Burden of Proof Begins With the Installer
During the tent permit application process, the burden of proof becomes the responsibility of the individual or company who has applied for the permit. However, every partner involved in producing the event shall provide documentation that is compliant with the tent permits if relevant to the event.
The juggernaut is the size of the event. We all agree that no matter how many people are attending the event they deserve to be safe. The event procedures for 50 people versus 500 or 5000 are the same. The difference is the number of qualified people required to perform the tent permit regulations.
IFC Chapter 31 has regulations that relate to maintaining a safe environment for our guests. The question here is what the AHJ and installers obligations are to form a safe environment under reasonable expectations and still fulfill the permit’s guideline and be profitable. That is the question SAFTSE presented to a group of AHJ’S, manufacturers, and tent rental companies at a recent webinar.
After an informative discussion, the panel agreed that when applying for a permit begin with these four requirements.
- Provide a manufacturer installation guideline. A PDF format is acceptable.
- Demonstrate adequate anchorage.
- Submit egress drawings of the site locations and interior.

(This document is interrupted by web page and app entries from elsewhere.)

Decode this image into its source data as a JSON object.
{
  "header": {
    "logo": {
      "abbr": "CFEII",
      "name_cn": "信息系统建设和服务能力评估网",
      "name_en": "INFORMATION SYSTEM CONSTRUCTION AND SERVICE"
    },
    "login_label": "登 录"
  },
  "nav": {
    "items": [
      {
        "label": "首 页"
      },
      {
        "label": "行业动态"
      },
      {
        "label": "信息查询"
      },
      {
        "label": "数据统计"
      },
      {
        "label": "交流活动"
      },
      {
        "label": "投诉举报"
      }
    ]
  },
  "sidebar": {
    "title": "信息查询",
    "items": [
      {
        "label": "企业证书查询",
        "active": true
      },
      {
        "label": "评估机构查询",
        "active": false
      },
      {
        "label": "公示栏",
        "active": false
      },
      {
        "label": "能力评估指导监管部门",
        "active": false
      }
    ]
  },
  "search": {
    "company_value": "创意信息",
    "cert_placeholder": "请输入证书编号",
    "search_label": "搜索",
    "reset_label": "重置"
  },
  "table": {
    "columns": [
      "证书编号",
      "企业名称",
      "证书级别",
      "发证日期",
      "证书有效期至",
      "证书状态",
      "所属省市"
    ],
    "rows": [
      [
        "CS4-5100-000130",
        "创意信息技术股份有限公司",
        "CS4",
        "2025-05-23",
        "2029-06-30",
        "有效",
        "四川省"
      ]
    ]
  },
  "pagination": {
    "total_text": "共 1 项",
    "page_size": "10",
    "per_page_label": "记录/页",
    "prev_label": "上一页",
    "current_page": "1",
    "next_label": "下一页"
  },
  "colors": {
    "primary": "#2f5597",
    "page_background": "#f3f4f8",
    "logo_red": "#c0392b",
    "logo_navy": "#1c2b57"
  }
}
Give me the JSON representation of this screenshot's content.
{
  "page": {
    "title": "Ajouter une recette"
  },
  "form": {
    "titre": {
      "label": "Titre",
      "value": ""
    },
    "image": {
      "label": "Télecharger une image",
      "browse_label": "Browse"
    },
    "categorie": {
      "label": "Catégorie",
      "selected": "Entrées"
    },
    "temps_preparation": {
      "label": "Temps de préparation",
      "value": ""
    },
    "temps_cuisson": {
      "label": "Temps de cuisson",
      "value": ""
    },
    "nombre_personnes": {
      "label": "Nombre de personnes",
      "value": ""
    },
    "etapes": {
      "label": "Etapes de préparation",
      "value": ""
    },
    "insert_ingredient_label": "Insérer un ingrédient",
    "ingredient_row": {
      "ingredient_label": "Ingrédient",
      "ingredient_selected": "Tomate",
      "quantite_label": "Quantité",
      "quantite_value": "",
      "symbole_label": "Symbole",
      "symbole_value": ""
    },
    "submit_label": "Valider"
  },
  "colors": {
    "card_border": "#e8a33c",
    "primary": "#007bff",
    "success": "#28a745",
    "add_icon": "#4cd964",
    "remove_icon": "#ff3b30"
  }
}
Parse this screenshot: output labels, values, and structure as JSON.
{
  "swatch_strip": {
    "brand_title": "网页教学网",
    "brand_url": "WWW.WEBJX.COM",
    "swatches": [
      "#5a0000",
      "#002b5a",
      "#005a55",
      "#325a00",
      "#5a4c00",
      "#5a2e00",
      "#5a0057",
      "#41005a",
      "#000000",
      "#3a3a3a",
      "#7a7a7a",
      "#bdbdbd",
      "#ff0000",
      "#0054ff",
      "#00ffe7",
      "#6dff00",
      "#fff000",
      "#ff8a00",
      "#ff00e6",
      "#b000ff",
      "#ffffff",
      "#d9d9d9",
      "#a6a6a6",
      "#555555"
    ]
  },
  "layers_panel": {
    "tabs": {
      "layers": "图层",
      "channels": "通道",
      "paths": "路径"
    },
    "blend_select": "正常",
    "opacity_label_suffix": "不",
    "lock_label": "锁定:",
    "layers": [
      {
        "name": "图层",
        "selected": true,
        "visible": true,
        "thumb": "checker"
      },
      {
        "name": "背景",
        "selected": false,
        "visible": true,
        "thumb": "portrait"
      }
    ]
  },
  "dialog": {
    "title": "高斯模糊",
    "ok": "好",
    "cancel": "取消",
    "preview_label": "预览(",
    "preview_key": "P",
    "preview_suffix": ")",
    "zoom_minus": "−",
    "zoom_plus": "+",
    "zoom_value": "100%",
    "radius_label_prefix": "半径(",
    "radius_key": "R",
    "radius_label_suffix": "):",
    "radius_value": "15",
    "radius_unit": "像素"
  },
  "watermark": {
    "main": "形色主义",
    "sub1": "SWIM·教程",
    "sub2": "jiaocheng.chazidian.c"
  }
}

- Provide Event Partner’s contact information and
Following the conclusion of the webinar and for the next serval days, SAFTSE received comments from the panel concerning the lack of consensus documents or standards for staking and ballasting. SAFTSE suggested adding to our list an evacuation plan that removes people from under a tent or structure and off of the site to a safe-haven if there is a sustained wind between 30-35 mph. We used Hurricane Harvey and Irma as a reference; the National Weather Bureau stated that the conditions were not safe at 35 mph, and once the wind exceeded 45 mph, the Governors of Texas and Florida announced that First Responders were grounded until the winds decreased below 45 mph. Comparing the variables of what is an adequate anchorage regulation versus a wind measurement created by a device or application is far more palatable to the AHJ’S.
SAFTSE suggestion is that you schedule a meeting with your AHJ’S, and suggest the above four requirements including an evacuation plan. Then you, as an installer “Will Have Provided the Burden of Proof.”
Until next time this is Jim Erickson reminding you that our number one priority is Life Safety.